I have several--teaching overseas for a year was significant since I now am better able to consider issues from an "other than American" viewpoint. I watched the '96 Olympics from a South Korean viewpoint on South Korean TV...much different than our own coverage of the events as you might expect.
The birth of my children were significant events that changed my life more than I could have ever imagined.
The death of my father was a cage-rattler. He had been sick for many years, but that didn't make the actual event of his death any less severe. That was three years ago and I still miss him terribly.
My mother's diagnosis of ovarian cancer has made me stop and survey things more carefully.
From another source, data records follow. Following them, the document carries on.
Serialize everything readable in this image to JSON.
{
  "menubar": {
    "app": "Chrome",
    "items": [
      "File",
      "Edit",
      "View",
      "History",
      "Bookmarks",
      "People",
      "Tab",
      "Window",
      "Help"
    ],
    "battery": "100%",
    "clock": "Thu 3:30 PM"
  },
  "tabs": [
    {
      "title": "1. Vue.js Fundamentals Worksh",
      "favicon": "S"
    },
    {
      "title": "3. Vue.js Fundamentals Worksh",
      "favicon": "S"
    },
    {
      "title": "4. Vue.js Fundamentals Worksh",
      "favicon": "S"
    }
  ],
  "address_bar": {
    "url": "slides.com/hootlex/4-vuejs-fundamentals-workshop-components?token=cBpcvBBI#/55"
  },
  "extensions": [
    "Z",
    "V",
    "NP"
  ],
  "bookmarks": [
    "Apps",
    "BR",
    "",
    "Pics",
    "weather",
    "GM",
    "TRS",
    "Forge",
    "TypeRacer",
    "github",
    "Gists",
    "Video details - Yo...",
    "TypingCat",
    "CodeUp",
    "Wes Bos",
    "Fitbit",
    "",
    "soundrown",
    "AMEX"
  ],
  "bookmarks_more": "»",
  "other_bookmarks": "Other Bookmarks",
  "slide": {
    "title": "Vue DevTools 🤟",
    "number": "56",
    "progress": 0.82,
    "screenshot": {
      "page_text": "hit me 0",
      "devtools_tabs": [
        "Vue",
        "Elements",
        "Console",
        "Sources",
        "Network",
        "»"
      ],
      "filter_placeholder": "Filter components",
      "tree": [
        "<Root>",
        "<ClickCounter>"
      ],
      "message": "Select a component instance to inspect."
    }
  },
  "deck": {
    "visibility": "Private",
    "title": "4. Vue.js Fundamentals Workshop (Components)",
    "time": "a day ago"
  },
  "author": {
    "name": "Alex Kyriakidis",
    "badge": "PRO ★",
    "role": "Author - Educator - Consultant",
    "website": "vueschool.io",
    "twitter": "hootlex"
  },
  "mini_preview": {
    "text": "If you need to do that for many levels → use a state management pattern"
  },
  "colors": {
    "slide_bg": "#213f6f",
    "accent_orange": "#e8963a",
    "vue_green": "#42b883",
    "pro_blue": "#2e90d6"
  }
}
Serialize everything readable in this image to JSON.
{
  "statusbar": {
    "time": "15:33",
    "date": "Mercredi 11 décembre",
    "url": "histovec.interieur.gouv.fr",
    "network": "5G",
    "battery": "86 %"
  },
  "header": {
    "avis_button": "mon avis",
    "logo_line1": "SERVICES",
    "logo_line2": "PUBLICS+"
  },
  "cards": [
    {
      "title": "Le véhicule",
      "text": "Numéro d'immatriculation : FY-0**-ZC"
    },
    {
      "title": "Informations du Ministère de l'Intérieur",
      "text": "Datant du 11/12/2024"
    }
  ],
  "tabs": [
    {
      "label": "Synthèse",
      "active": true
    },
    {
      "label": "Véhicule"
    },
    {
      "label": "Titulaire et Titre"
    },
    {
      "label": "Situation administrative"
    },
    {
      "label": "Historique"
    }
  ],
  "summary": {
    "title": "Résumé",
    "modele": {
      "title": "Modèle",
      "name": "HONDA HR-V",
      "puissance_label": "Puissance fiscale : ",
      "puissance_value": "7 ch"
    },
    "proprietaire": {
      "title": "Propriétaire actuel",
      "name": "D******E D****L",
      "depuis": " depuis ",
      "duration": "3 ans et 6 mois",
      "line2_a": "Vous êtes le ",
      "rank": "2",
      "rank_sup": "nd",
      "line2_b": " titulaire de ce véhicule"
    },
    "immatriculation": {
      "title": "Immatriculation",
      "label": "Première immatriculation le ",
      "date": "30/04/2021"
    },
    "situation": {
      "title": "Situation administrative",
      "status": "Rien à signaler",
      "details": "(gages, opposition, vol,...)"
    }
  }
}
I have a calmer, more targeted spirit than I did before...there is a purpose in my life now that I never felt as strongly before this roller coaster ride.
I am a firm believer that things and people come into our lives--bad or good--to mold us into the people we are supposed to become. There is something to be learned from every experience. Dad used to say, "That which does not kill us only makes us stronger." There is much truth in this statement.
While I'm not exactly a grey beard, I'll nominate the toppling of the Berlin Wall as a significant moment in history. That was when our generation began to think, "What if communism can truly be defeated?" Then, when The Soviet Union collapsed in 1996, we saw the rise of democracy on a level never deemed possible only five, ten years before.
If you want to think further back, and this is far beyond my time, what about the first detonation of an atom bomb? When the American forces poured a furious wave of devastation on Hiroshima and Nagasaki, the world knew what it was to have a true super power on the international scene... one that was capable of truly wonderful and horrible things. I can't think of any greater show of power.
On the wider scope, the 9-11 attacks were the big thing but that is because I am too young for anything else. I vaguely remember Desert Storm as that was the first "real war" my generation experienced (I was born in 1983). 9-11 really got a lot of people thinking about how we treat ourselves, the world, and forces us to think about how the rest of the world functions and views us as well.
My personal event was when my dad had a brain aneurysm a few years back and almost died (he is 100% now) so I really reevaluated my priorities and views of family.
If you are speaking of national and international events, I would have to say September 11, 2001's terrorist attacks changed so much about how I view the world, our national security, and my own values/goals/beliefs. Another event that I remember vividly as a child was the fall of the Berlin Wall. That was a monumental moment in world history.
As for personal events, the births of my two children 8 and 6 years ago and the deaths of my father 8 years ago and my boyfriend 1 1/2 years ago have been significant to my life in many ways!
Although I can't argue with 9/11, I'll nominate a year --- 1968 when many of you probably weren't around. The assassination of Martin Luther King in April, Robert Kennedy in June, the Democratic convention and the ever escalating war in Vietnam tore apart a generation in a way that nothing else ever has in my lifetime. If I can be a little generous with the calendar, the Woodstock experience in 1969 spoke of the new generation; it was only a temporary thing, but it representated a radical change in the values of an entire generation.
That's a rather personal question, don't you think? For me, perhaps the most significant event that happened in my life had to be the death of my father. I was utterly devasted because his death was sudden and unexpected, and he was far too young to die when he did. My life changed so much after that, and I'm not the same person I was before.
Are you looking for what we think are important national or international events that occurred during our lifetimes? Or are you looking for things that happened to people individually and that shaped their lives?
I be the one to bring up the new significant event. I don't really like politics never been into it, but President Obama inauguration is really significant. I read somewhere that his inauguration is going to cost 150 million dollars. Bill Clintons inauguration was 33 million and George Bush was 42 million. How can they spend this much money when the economy is so bad?